Exercise: Look through the data below for the string "options", and copy every line where it turns up.

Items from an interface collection
************

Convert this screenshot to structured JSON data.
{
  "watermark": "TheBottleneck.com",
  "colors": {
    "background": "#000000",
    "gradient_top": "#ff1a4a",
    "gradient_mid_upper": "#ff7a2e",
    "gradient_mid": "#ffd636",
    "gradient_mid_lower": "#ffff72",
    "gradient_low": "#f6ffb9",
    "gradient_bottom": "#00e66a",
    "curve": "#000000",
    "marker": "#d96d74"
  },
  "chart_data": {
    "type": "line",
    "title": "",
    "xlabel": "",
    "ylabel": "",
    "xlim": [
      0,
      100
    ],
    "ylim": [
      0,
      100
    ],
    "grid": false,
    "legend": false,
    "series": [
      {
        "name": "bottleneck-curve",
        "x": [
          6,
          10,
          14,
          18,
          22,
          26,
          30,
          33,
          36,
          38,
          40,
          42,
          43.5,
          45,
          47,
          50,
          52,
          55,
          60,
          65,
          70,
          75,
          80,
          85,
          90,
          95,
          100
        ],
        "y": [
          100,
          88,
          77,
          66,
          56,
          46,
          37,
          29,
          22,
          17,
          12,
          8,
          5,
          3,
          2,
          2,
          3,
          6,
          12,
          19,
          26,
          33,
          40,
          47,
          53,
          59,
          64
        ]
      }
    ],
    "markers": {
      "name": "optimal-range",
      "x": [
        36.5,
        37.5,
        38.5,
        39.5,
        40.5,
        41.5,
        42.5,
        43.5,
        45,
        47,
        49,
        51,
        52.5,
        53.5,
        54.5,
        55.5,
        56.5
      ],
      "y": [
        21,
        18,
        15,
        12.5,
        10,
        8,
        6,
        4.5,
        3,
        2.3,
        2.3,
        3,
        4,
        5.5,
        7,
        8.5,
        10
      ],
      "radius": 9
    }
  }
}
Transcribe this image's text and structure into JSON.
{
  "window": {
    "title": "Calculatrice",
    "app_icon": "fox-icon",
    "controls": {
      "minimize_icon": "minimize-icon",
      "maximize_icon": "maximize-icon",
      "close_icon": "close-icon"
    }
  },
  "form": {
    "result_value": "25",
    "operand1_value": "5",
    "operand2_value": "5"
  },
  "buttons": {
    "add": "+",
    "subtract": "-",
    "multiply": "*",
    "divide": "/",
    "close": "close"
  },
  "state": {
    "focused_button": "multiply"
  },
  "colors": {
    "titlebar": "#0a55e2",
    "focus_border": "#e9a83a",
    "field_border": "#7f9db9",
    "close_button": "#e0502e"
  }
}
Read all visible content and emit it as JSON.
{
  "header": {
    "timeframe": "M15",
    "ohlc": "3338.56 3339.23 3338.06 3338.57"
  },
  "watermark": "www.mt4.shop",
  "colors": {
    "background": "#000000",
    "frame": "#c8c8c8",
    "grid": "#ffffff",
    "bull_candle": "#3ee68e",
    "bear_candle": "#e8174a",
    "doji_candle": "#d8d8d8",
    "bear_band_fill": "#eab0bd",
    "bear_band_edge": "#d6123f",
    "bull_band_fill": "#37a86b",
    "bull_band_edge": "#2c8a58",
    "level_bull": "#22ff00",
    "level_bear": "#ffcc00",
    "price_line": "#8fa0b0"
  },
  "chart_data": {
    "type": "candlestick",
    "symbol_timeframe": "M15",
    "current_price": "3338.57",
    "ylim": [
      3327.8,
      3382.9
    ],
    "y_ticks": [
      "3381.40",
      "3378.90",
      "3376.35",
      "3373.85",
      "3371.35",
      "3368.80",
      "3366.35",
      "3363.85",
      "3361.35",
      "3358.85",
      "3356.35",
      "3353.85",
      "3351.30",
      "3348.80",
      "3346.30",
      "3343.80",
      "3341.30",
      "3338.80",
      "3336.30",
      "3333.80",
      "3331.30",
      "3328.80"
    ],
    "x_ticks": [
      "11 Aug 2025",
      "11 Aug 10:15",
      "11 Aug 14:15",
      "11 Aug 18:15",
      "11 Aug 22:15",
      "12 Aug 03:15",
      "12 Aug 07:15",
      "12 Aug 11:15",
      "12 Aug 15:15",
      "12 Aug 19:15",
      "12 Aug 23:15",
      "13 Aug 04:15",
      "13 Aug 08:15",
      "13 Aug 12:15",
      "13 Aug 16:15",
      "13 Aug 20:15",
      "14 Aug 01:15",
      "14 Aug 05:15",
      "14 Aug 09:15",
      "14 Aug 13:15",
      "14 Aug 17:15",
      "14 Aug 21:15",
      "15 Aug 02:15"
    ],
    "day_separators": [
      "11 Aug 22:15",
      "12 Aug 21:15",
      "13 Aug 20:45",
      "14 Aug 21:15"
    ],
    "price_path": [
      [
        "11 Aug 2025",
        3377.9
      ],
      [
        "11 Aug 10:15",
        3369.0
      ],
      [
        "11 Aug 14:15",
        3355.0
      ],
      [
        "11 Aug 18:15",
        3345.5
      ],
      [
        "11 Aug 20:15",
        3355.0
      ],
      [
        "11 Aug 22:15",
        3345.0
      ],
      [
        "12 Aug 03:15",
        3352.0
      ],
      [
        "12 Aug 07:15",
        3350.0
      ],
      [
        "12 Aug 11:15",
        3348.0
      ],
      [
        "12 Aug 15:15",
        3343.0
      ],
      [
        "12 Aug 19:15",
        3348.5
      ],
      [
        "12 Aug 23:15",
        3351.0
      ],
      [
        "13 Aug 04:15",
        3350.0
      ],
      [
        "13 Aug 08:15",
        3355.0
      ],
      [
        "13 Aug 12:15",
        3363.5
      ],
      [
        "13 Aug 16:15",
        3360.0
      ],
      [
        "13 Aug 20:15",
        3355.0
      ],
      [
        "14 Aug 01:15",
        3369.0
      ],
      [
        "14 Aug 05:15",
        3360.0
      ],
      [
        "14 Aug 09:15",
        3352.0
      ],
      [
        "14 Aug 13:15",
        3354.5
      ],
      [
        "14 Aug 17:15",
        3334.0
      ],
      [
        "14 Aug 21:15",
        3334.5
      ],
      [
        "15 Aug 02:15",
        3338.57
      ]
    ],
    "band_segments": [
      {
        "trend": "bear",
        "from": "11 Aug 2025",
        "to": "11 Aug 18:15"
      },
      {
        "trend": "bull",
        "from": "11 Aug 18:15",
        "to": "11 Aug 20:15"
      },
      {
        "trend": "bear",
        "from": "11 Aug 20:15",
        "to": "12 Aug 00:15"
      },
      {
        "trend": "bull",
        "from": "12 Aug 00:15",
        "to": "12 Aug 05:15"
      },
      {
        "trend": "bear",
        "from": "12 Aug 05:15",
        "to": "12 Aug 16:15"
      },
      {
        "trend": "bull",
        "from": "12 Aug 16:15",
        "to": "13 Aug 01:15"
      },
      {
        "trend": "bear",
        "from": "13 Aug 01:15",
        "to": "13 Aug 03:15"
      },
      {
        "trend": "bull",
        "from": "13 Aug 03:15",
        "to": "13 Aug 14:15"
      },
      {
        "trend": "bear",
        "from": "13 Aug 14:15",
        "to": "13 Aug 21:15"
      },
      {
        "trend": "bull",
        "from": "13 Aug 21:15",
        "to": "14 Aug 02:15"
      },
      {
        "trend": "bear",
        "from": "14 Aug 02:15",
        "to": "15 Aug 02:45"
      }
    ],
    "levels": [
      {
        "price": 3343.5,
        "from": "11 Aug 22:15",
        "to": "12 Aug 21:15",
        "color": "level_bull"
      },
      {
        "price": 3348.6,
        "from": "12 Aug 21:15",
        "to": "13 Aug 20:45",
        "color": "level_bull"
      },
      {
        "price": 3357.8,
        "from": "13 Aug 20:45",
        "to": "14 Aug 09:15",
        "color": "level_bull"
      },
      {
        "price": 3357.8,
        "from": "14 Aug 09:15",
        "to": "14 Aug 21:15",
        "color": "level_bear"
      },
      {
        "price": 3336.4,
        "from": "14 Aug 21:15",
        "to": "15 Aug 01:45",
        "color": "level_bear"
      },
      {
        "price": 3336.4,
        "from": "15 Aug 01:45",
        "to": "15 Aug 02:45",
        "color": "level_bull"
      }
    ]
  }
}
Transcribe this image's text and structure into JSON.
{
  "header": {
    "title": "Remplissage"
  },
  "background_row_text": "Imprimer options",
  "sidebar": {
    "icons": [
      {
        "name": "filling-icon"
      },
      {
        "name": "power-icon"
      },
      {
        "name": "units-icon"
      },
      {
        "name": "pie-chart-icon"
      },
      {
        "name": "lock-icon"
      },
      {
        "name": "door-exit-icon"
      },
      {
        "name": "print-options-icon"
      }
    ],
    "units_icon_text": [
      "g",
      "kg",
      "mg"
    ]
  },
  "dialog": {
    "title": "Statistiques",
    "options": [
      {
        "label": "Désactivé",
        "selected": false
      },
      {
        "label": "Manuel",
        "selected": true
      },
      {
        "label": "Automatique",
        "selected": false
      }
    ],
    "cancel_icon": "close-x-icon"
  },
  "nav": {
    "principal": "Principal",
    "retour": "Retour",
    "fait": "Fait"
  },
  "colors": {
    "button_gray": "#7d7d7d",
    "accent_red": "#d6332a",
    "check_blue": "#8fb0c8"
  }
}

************

Exercise answer:
  "background_row_text": "Imprimer options",
        "name": "print-options-icon"
    "options": [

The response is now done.